This may sound weird, but I loved radiation.
Loving The Inner Teenager
If I can learn to love radiation, I can learn to love anything. So can you.
Maybe we can even learn to love our inner teenager. Maybe we can learn to love our old stories as part of letting them go.
The inner seventeen year-old can act like a demented bat trapped in an attic, flinging outdated ideas at new scenarios; but teen-energy also contains great power. Think of the enthusiasm, joy, drama and excitement of being young.
Re-direct that energy with proper intention and you will be unstoppable.
How do you re-direct?
If you’re at all like Dr. Callie Torres, seventeen inside and wielding a scalpel, name your scalpel mindfulness, compassion and surrender. Use your newly named scalpel to mindfully notice where the old interferes with the new. Compassionately excise the sentences that sentence you to fear, awkwardness or despair. Surrender to better possibilities with the determination of someone who trusts God completely. Have a sense of humor about all of it. And pray – in other words, stand in front of the menu of omnipresent life – and say yes to what you truly want.
Questions to Ponder:
1. Where do you experience High School Consciousness?
2. How can you use mindfulness, compassion and surrender to change your perception?

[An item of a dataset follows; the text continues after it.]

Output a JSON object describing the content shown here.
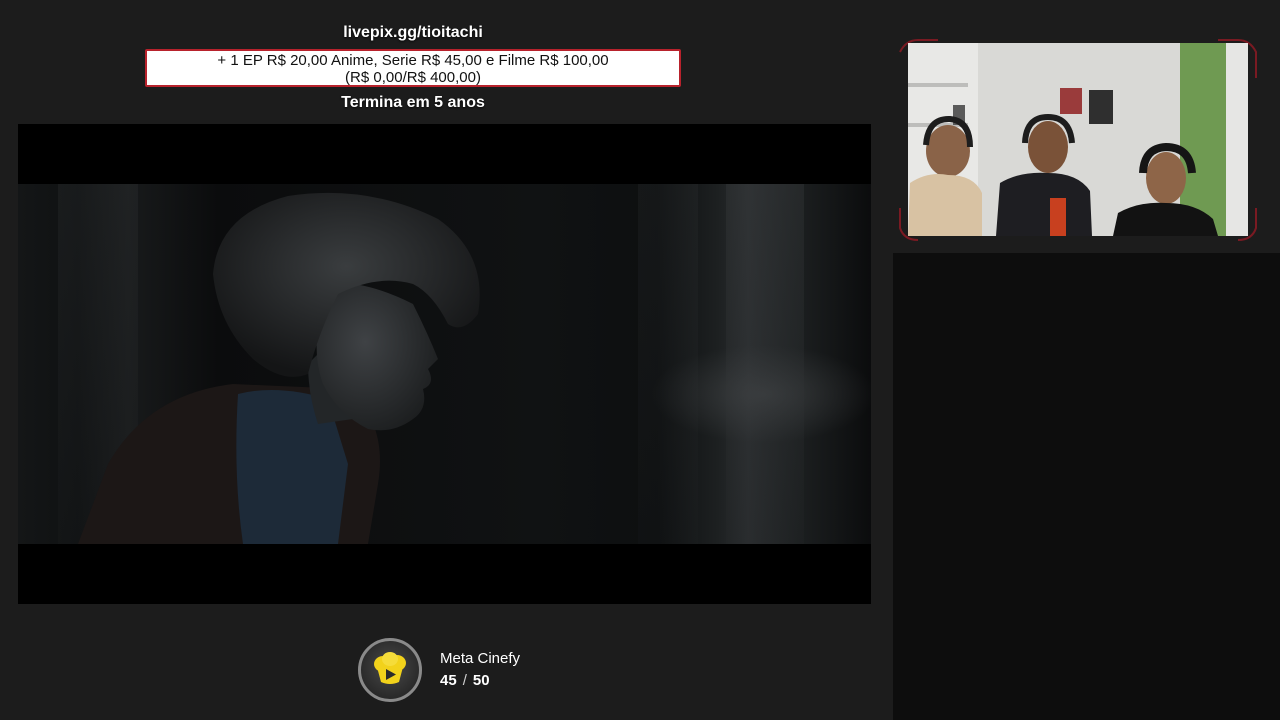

3. What would you most like to receive from the menu of omnipresent life?